Color Photography as Fine Art
The successful advent of color film ushered in creative possibilities for the photographers. Color photography inspired the creative minds and soon it came into the fold of fine art medium. Notable advances were made by famous photojournalist, Ernst Haas who pioneered the use of color photography in photojournalism.
And almost a decade later, the Museum of Modern Art exhibited the works William Eggleston’s as the first ever exhibition of color photography. During the 80s, color photography gained immense popularity as a medium of expression. Some significant color photography artist of the period are Candida Höfer, Richard Misrach, Mary Ellen Mark, Miguel Rio Branco, and more.
Consequently, color photography won aesthetic appreciation and was established as a legitimate fine art; it opened doors to artists who would explore the realm of color photography as a fine art medium.
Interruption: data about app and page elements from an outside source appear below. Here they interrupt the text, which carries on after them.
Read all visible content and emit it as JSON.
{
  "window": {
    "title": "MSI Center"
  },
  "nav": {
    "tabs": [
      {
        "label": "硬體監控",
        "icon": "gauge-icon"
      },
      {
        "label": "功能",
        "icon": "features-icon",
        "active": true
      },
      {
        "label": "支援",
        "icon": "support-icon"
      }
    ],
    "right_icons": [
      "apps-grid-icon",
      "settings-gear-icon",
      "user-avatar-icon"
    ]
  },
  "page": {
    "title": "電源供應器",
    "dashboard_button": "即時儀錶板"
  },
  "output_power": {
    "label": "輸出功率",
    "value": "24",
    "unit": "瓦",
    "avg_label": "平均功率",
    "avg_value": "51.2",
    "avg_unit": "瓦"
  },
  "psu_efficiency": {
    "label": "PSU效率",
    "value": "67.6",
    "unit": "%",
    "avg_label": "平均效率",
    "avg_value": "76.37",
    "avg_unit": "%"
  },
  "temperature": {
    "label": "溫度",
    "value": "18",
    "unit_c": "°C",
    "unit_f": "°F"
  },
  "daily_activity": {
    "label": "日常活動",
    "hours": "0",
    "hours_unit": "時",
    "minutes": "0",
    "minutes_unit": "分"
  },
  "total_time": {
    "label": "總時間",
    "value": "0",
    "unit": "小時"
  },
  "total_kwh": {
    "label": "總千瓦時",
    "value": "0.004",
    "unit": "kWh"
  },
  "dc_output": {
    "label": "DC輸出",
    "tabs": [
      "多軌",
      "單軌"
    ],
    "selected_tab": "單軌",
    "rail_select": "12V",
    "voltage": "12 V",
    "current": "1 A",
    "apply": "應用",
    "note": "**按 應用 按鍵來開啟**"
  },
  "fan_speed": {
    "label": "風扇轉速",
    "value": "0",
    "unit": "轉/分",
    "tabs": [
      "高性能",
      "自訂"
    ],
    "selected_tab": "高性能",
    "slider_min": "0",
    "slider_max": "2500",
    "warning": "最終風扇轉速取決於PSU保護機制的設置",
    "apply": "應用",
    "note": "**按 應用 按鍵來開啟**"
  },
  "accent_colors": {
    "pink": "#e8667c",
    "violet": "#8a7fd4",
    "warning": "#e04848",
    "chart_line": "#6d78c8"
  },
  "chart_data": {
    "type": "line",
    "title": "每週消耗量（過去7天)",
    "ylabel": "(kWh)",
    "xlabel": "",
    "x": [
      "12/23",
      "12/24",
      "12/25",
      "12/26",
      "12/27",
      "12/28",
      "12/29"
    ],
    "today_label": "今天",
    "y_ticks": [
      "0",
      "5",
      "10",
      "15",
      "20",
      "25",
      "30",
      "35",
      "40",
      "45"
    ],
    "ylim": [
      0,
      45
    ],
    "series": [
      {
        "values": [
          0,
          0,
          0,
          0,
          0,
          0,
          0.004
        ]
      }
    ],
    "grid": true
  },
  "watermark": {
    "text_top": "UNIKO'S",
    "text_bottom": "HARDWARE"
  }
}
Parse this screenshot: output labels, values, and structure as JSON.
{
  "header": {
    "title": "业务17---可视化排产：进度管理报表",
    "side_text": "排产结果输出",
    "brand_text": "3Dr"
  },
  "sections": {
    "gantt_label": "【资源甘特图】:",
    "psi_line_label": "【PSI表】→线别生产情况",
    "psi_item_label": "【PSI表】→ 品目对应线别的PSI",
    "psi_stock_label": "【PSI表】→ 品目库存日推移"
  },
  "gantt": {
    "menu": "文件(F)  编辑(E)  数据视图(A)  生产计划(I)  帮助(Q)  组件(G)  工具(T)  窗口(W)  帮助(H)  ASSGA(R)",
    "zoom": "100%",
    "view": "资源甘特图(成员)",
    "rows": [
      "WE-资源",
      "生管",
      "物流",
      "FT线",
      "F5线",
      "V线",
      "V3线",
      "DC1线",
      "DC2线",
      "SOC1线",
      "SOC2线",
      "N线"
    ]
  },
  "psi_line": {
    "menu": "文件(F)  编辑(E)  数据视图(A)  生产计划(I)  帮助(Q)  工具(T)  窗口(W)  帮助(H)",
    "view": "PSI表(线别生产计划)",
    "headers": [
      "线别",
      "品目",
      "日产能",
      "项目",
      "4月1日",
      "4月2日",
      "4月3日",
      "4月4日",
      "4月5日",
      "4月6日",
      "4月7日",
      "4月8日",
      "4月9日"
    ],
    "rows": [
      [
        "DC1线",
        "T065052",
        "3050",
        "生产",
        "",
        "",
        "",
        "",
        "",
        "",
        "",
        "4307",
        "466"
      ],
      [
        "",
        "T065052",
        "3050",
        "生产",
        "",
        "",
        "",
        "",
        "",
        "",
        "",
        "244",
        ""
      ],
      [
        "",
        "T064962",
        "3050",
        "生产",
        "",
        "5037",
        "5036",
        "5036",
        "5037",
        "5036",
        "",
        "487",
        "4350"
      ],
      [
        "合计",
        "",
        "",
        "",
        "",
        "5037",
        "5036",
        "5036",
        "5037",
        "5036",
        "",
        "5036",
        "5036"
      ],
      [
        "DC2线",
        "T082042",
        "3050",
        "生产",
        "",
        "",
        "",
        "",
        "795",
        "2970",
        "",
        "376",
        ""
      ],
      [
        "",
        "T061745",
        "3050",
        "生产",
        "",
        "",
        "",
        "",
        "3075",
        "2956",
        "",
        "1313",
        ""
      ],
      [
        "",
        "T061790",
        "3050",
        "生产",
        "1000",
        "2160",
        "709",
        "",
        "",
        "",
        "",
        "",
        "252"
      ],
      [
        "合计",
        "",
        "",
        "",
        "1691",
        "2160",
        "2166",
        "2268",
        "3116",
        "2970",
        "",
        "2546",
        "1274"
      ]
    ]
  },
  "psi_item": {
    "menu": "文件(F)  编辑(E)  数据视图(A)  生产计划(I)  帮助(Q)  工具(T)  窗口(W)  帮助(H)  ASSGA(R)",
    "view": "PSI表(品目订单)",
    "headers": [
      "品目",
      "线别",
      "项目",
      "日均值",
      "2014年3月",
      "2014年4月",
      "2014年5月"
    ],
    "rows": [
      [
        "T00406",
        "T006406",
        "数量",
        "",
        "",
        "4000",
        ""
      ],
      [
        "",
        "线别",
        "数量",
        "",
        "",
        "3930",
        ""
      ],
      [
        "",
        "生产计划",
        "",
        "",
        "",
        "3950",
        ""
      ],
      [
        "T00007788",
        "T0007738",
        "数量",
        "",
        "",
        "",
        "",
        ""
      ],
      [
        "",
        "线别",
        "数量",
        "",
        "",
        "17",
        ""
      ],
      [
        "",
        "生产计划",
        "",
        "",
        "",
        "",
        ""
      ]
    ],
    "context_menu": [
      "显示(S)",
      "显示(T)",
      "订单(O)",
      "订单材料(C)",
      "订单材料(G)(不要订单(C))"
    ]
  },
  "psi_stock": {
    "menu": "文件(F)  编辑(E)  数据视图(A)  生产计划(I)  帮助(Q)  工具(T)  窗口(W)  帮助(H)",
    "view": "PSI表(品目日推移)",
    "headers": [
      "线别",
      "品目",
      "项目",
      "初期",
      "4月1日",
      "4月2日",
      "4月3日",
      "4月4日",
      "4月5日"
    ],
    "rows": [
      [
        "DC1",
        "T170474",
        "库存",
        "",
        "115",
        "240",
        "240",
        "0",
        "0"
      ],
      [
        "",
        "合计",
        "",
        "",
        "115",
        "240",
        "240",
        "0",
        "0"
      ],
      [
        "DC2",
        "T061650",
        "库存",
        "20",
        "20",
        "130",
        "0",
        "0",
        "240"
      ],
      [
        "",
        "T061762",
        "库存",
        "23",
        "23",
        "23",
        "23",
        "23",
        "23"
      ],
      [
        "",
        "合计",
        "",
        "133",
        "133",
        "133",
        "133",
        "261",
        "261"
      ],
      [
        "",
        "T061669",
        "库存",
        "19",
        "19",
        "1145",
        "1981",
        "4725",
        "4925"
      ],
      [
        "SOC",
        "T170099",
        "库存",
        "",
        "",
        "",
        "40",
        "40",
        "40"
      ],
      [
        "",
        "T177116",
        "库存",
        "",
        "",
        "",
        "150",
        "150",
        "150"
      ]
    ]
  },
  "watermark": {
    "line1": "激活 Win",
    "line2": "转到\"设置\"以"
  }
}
From heliographs to vibrant selfies, color photography, today, has come a long way. Social media onset has made photography rampant and much in vogue. We have arrived at a stage where film rolls have become obsolete and have been replaced by digital sensors. Unless you want to speak in “ aperture ,” “burst mode, and “aspect ratio,” one doesn’t require any special course to understand the basics or the light effects of photography.
So, next time when you open the front camera of your cell phone or adjust the focus of the brand new digital camera, take a moment to appreciate this long, much-persisted invention- maybe thank Maxwell!